LISTED RECORDS section start

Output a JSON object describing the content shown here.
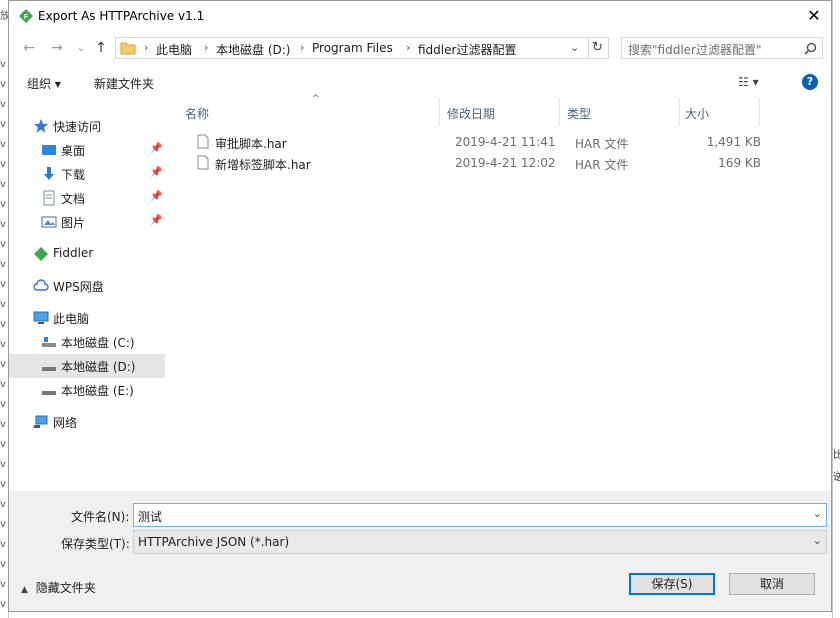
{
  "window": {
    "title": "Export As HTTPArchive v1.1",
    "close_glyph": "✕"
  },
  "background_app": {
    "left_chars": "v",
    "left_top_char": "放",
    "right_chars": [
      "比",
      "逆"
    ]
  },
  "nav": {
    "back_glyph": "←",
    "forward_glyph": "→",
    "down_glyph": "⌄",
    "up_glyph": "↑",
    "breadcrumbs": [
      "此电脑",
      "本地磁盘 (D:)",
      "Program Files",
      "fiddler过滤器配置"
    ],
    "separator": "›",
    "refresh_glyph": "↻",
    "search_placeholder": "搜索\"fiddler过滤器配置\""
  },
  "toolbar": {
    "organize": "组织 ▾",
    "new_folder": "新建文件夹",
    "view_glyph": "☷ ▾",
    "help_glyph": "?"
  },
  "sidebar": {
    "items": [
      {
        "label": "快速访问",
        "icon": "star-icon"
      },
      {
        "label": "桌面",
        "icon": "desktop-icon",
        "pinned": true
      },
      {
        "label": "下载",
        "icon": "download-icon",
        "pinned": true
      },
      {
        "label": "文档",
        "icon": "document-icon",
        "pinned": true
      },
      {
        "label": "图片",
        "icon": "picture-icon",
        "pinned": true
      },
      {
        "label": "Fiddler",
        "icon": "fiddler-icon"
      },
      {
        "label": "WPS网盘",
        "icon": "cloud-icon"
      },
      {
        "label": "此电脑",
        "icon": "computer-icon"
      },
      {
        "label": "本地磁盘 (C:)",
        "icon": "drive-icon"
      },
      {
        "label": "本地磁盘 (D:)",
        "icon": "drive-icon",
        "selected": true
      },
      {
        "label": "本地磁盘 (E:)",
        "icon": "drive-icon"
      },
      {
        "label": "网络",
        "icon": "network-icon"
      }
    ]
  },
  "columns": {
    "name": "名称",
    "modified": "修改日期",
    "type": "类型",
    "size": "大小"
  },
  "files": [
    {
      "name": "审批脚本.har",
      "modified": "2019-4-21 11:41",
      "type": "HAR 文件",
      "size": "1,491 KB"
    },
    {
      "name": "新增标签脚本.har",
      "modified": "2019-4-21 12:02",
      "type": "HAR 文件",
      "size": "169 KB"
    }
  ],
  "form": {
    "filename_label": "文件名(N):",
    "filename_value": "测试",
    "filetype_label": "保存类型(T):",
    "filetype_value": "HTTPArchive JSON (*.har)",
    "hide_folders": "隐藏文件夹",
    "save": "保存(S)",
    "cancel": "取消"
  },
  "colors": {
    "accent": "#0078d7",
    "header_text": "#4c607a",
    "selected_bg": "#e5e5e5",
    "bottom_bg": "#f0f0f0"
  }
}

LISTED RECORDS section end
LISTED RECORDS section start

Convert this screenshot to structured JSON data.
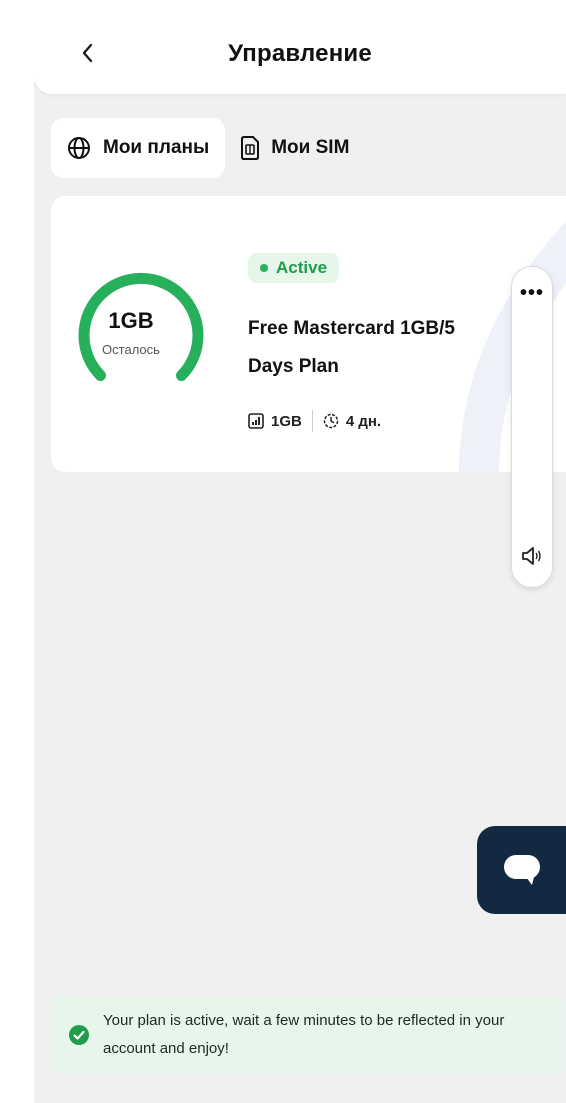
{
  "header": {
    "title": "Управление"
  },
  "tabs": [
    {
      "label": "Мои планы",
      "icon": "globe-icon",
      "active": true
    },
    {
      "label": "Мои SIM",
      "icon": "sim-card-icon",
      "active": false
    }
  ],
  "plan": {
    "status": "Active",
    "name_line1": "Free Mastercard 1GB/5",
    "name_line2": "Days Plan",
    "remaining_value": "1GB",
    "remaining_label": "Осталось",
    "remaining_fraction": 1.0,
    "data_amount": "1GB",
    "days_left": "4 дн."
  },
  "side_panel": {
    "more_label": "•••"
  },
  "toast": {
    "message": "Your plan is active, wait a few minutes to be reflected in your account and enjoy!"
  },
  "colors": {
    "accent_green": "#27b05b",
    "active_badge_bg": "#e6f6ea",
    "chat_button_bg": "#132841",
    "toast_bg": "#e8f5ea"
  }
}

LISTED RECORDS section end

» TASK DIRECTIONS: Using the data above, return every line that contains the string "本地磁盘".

» ANSWER FOR THIS EXERCISE:
      "本地磁盘 (D:)",
        "label": "本地磁盘 (C:)",
        "label": "本地磁盘 (D:)",
        "label": "本地磁盘 (E:)",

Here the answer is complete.